Some of the signs
Physical signs such as:
- unexplained bruises, welts, cuts and abrasions
- unexplained fractures or dislocations
- burn marks.
- No clear explanation for any of the above.
- Behavioural concerns such as emotional withdrawal, aggression or anxiety.
- Developmental delays, changes or signs.
- The tamaiti talking about, or subtly mentioning, things that may indicate abuse.
- Parents seeming stressed or not coping on the money they have.
- Drug or alcohol problems.
- Parents not having friends or whānau to help.
- Adults hitting or yelling.
- Mental health problems.
- tamariki are left home alone or seem to be neglected.
- Tamariki routinely not going to school.
Ask yourself these questions
- Is the behaviour of the tamaiti a sign of abuse or neglect, or are there other things going on in the whānau that could affect them?
- How is the behaviour of te tamaiti?
- How is the development of te tamaiti?
- Has the tamaiti or whānau hinted at, or said that something is wrong?
- Are there signs of whānau violence?
- Do I sense the whānau is struggling, or the tamaiti is at risk in some way?
We're here to help
We're here to talk through any worries you have. Don't be afraid of discussing a worry you're having about a tamaiti. Our social workers are trained to work out what kinds of problems a whānau might be having, and find the best ways to help them get back on track.

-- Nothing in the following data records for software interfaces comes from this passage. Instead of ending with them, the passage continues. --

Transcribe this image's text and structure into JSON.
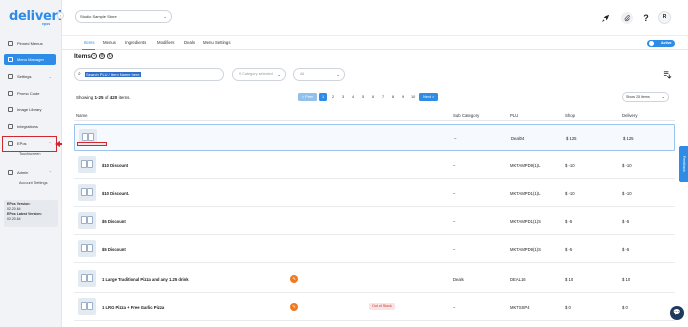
{
  "brand": {
    "name": "deliverit",
    "sub": "epos",
    "accent": "#2f8ce6"
  },
  "sidebar": {
    "items": [
      {
        "label": "Pinned Menus",
        "icon": "pin-icon"
      },
      {
        "label": "Menu Manager",
        "icon": "menu-icon",
        "active": true
      },
      {
        "label": "Settings",
        "icon": "gear-icon"
      },
      {
        "label": "Promo Code",
        "icon": "tag-icon"
      },
      {
        "label": "Image Library",
        "icon": "image-icon"
      },
      {
        "label": "Integrations",
        "icon": "plug-icon"
      },
      {
        "label": "EPos",
        "icon": "pos-icon"
      },
      {
        "label": "Admin",
        "icon": "user-icon"
      }
    ],
    "epos_sub": "Touchscreen",
    "admin_sub": "Account Settings",
    "version": {
      "epos_label": "EPos Version:",
      "epos_value": "02.20.64",
      "latest_label": "EPos Latest Version:",
      "latest_value": "02.20.64"
    }
  },
  "topbar": {
    "store": "Studio Sample Store",
    "avatar": "R",
    "help": "?"
  },
  "tabs": [
    "Items",
    "Menus",
    "Ingredients",
    "Modifiers",
    "Deals",
    "Menu Settings"
  ],
  "toggle_label": "Active",
  "content": {
    "title": "Items",
    "search_placeholder": "Search PLU / Item Name here",
    "category_placeholder": "0 Category selected",
    "type_value": "All",
    "showing_prefix": "Showing ",
    "showing_range": "1-25",
    "showing_of": " of ",
    "showing_total": "420",
    "showing_suffix": " items.",
    "pagination": {
      "prev": "< Prev",
      "pages": [
        "1",
        "2",
        "3",
        "4",
        "5",
        "6",
        "7",
        "8",
        "9",
        "10"
      ],
      "next": "Next >"
    },
    "per_page": "Show 25 Items"
  },
  "table": {
    "headers": {
      "name": "Name",
      "sub_category": "Sub Category",
      "plu": "PLU",
      "shop": "Shop",
      "delivery": "Delivery"
    },
    "rows": [
      {
        "name": "",
        "sub": "–",
        "plu": "Deal04",
        "shop": "$ 125",
        "delivery": "$ 125"
      },
      {
        "name": "$10 Discount",
        "sub": "–",
        "plu": "MKTAMPD9(1)L",
        "shop": "$ -10",
        "delivery": "$ -10"
      },
      {
        "name": "$10 Discount.",
        "sub": "–",
        "plu": "MKTAMPD1(1)L",
        "shop": "$ -10",
        "delivery": "$ -10"
      },
      {
        "name": "$5 Discount",
        "sub": "–",
        "plu": "MKTAMPD1(1)S",
        "shop": "$ -5",
        "delivery": "$ -5"
      },
      {
        "name": "$5 Discount",
        "sub": "–",
        "plu": "MKTAMPD9(1)S",
        "shop": "$ -5",
        "delivery": "$ -5"
      },
      {
        "name": "1 Large Traditional Pizza and any 1.25 drink",
        "sub": "Deals",
        "plu": "DEAL16",
        "shop": "$ 10",
        "delivery": "$ 10"
      },
      {
        "name": "1 LRG Pizza + Free Garlic Pizza",
        "sub": "–",
        "plu": "MKTSSP4",
        "shop": "$ 0",
        "delivery": "$ 0",
        "badge": "Out of Stock"
      }
    ]
  },
  "feedback_label": "Feedback"
}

It takes a village...
They say it takes a village to raise a child. Trust your instincts, and don't just hope someone else will speak up. It's everyone's job to keep tamariki safe. And if there are serious problems, they're likely to go on until someone takes action.
Tamariki can't speak up for themselves, and the people involved may be too ashamed, distressed or caught up in the situation to ask for help. You might be the only one that has noticed, so it's important you:

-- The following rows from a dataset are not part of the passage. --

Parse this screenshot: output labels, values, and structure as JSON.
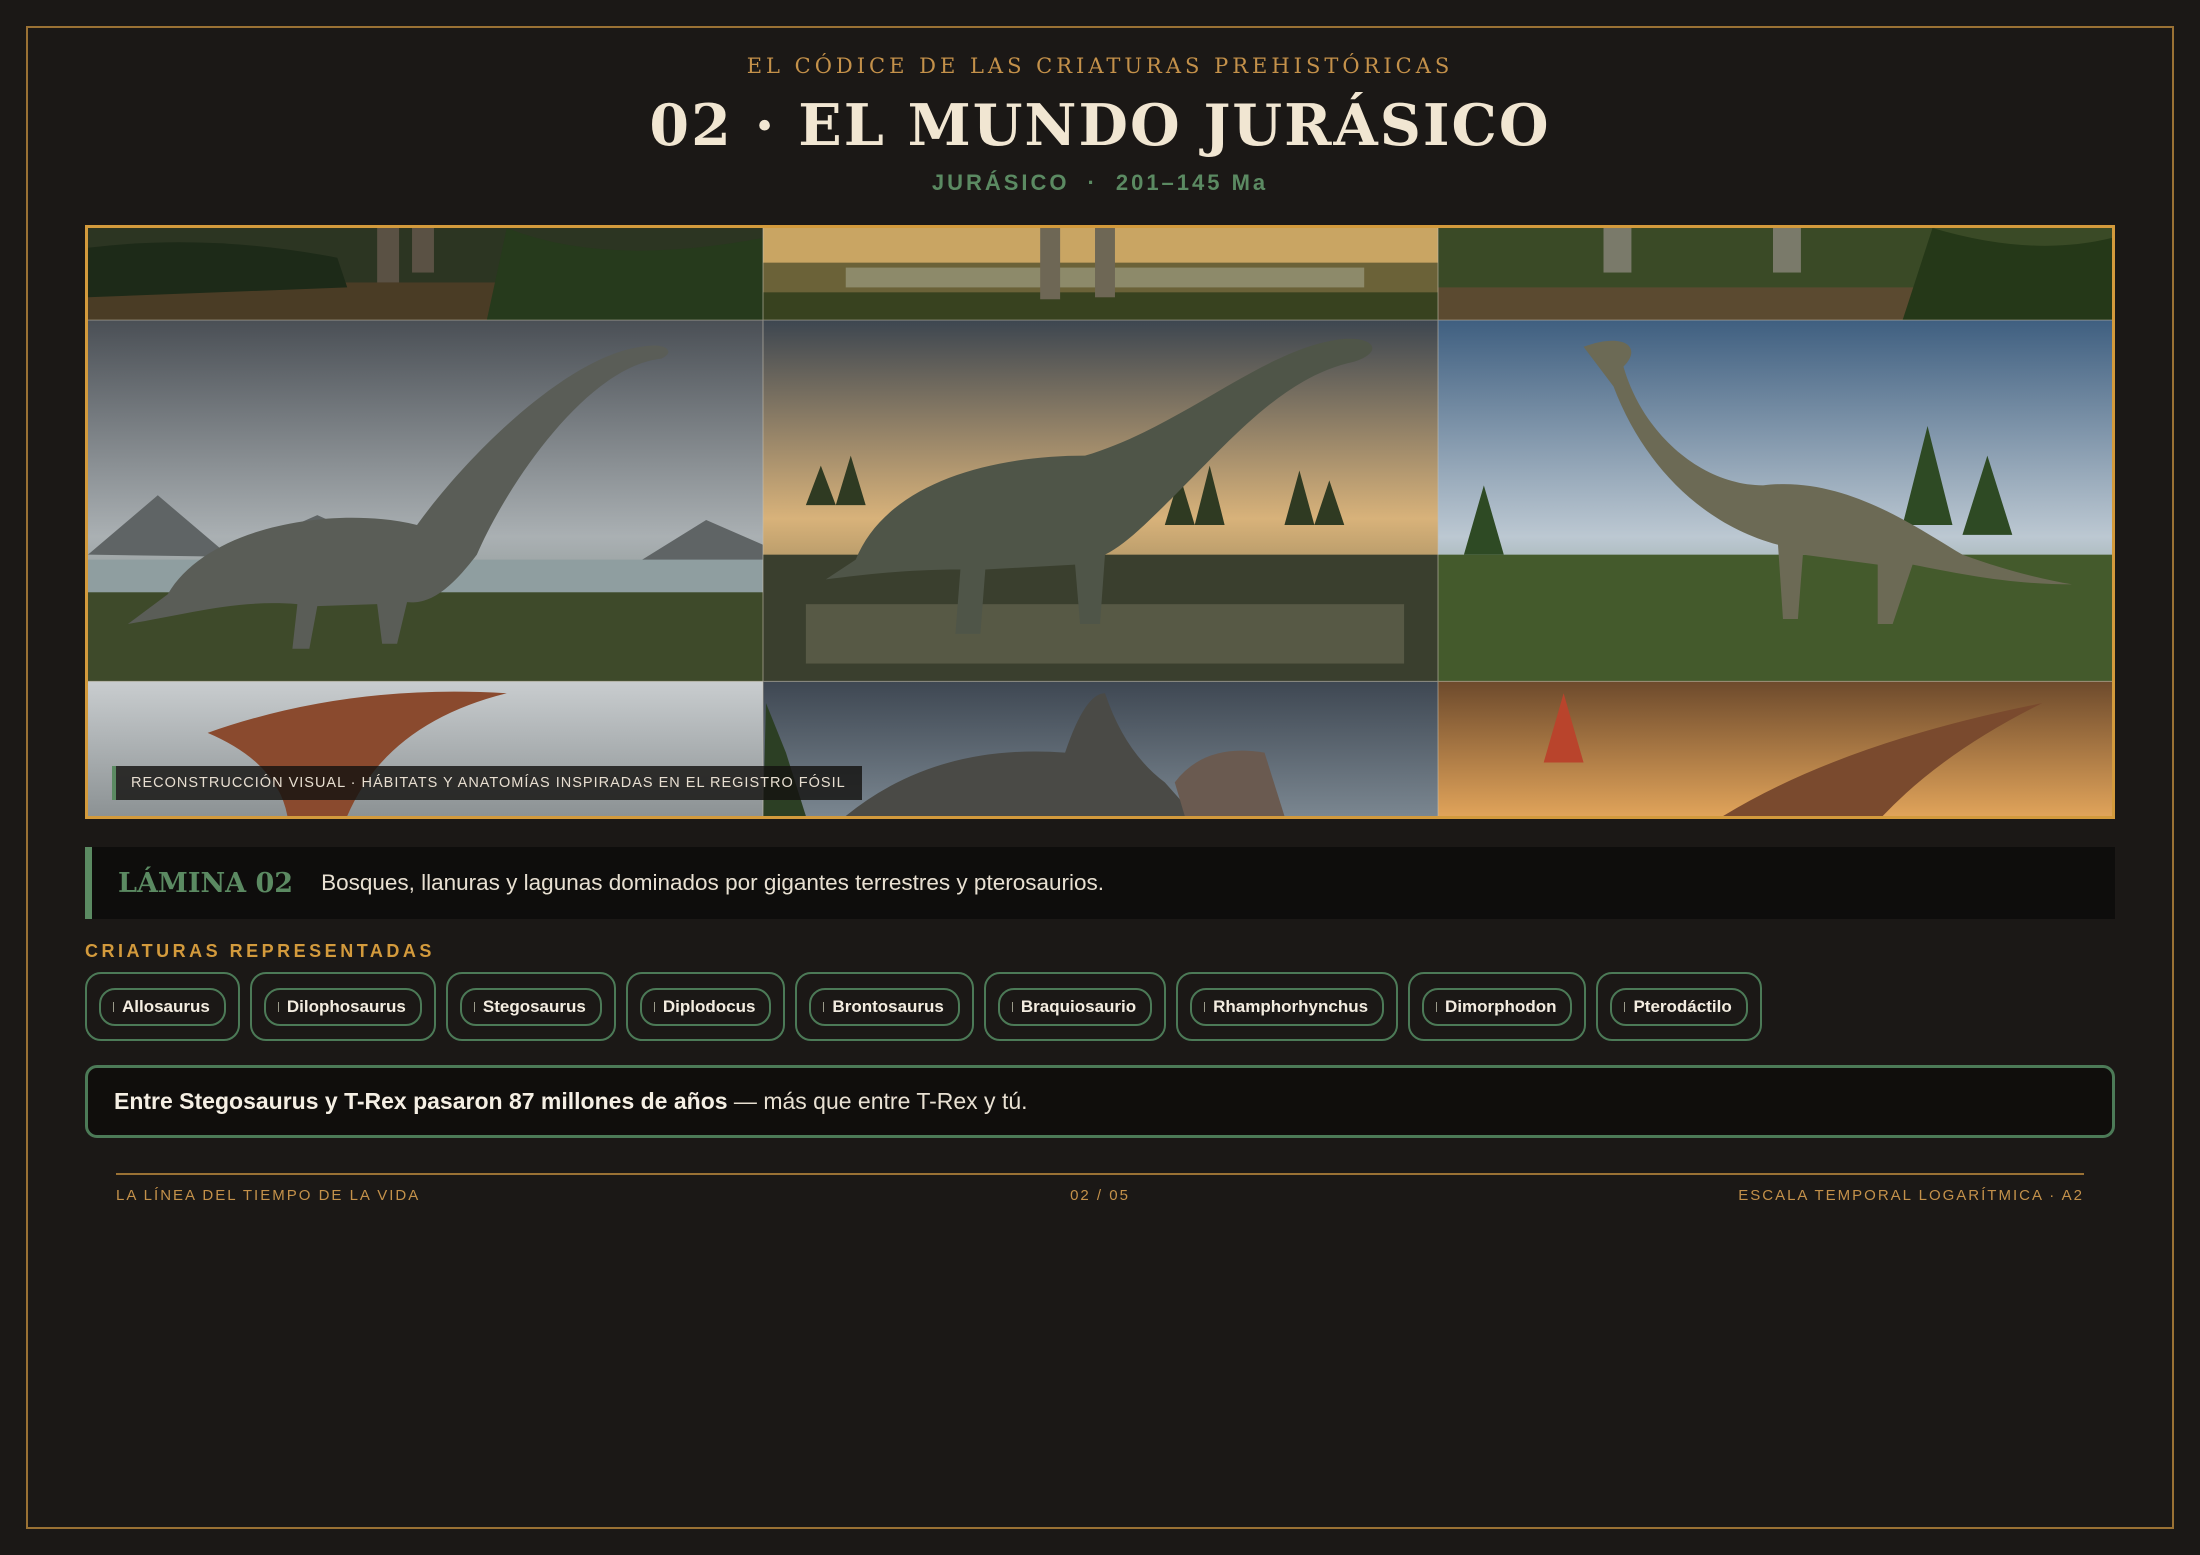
{
  "header": {
    "kicker": "EL CÓDICE DE LAS CRIATURAS PREHISTÓRICAS",
    "title": "02 · EL MUNDO JURÁSICO",
    "period": "JURÁSICO",
    "separator": "·",
    "range": "201–145 Ma"
  },
  "gallery": {
    "caption": "RECONSTRUCCIÓN VISUAL · HÁBITATS Y ANATOMÍAS INSPIRADAS EN EL REGISTRO FÓSIL"
  },
  "lamina": {
    "label": "LÁMINA 02",
    "text": "Bosques, llanuras y lagunas dominados por gigantes terrestres y pterosaurios."
  },
  "creatures": {
    "heading": "CRIATURAS REPRESENTADAS",
    "items": [
      "Allosaurus",
      "Dilophosaurus",
      "Stegosaurus",
      "Diplodocus",
      "Brontosaurus",
      "Braquiosaurio",
      "Rhamphorhynchus",
      "Dimorphodon",
      "Pterodáctilo"
    ]
  },
  "fact": {
    "bold": "Entre Stegosaurus y T-Rex pasaron 87 millones de años",
    "rest": " — más que entre T-Rex y tú."
  },
  "footer": {
    "left": "LA LÍNEA DEL TIEMPO DE LA VIDA",
    "center": "02 / 05",
    "right": "ESCALA TEMPORAL LOGARÍTMICA · A2"
  },
  "colors": {
    "background": "#1b1816",
    "gold": "#c4914a",
    "accent_green": "#5b8a62",
    "frame_gold": "#d39a3c"
  }
}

- kōrero with the tamaiti. Listen to them and let them know you're there
- provide encouragement and support
- link them up with others who can offer the support they need
- kōrero with someone experienced for ideas, or a different point of view on how to help
- if the whānau won't accept your help, let someone in the community know you're concerned.
And remember, if you still think there's a problem, talk to us.
Voyce – Whakarongo mai: advocacy service for children in care
If you're a tamaiti or rangatahi in care, VOYCE – Whakarongo Mai is an independent connection and advocacy service, separate from Oranga Tamariki - Ministry for Children, and we're here to listen to you, support you, and be on your side. Part of what we also do is organise fun and engaging events for tamariki with care experience so you can connect with each other.
Published: March 21, 2017 · Updated: September 27, 2023